Typically, here’s how wine is made: White grapes are quickly crushed and the juice pressed away to start becoming wine. Red grapes are crushed so the juice can sit on the skins – a process called skin contact, which sounds vaguely obscene but is tantalizing in its own way. Skin contact lets the nascent wine absorb color and flavor, often for several weeks. If you reversed those rules for white wine? You would have what has come, somehow, to be called orange wine.

Most white wine is made by quickly taking the grape’s juice away from its skins and seeds. What orange wines share in common is skin contact: The juice bathes amid the grape skins for a period – picking up the extra stuff that the skins and seeds have to offer. Sometimes it’s even fermented directly on the skins. Essentially this is treating white grapes as though they were red, although those who traffic in would-be orange wines can get defensive about the comparison.

“I do not think of them as, or even by analogy to, red wines,” says Abe Schoener, who uses the technique for the sometimes experimental whites under his Scholium Project label.

Of course, red grapes frequently are treated like white, the juice drained away from skins before deeper flavors or colors are extracted. This is how rosé is made.

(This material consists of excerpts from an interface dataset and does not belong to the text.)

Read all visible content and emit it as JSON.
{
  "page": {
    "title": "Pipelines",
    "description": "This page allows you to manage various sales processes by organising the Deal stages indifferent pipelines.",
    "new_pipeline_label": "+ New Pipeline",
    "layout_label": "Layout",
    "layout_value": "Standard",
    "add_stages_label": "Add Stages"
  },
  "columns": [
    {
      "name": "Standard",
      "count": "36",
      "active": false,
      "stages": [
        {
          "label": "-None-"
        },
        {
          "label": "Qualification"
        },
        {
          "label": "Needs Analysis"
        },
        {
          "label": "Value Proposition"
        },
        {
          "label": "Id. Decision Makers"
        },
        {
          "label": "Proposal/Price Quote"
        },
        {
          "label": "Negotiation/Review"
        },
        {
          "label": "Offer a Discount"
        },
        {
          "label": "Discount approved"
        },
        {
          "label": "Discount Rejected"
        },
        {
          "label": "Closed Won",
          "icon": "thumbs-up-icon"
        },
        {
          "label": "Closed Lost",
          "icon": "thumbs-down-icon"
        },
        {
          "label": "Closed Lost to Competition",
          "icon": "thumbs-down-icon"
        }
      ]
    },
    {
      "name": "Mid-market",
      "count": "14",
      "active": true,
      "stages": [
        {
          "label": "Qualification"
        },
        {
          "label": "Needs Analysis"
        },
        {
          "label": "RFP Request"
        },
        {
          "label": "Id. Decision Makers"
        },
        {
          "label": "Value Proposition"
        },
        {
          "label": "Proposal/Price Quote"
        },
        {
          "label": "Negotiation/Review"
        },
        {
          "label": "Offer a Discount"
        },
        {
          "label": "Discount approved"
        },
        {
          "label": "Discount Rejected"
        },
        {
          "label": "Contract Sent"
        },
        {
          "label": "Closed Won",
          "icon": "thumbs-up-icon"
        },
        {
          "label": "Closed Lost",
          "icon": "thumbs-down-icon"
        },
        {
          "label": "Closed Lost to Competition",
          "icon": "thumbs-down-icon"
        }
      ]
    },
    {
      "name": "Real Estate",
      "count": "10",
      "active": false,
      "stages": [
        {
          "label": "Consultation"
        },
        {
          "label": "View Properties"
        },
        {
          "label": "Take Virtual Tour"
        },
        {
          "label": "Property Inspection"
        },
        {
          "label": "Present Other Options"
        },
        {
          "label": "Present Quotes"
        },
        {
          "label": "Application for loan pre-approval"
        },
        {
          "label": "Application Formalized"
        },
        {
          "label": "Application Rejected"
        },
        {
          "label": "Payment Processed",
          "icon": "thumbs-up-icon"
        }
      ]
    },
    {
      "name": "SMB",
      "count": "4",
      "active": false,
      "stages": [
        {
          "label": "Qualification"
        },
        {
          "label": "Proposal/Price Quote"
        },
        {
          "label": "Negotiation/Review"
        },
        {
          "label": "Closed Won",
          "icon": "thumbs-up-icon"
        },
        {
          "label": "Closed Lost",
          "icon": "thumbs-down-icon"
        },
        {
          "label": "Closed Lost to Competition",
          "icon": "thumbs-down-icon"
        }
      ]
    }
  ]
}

What’s the purpose?

via Printable version: Soaking white grapes in skins is orange crush.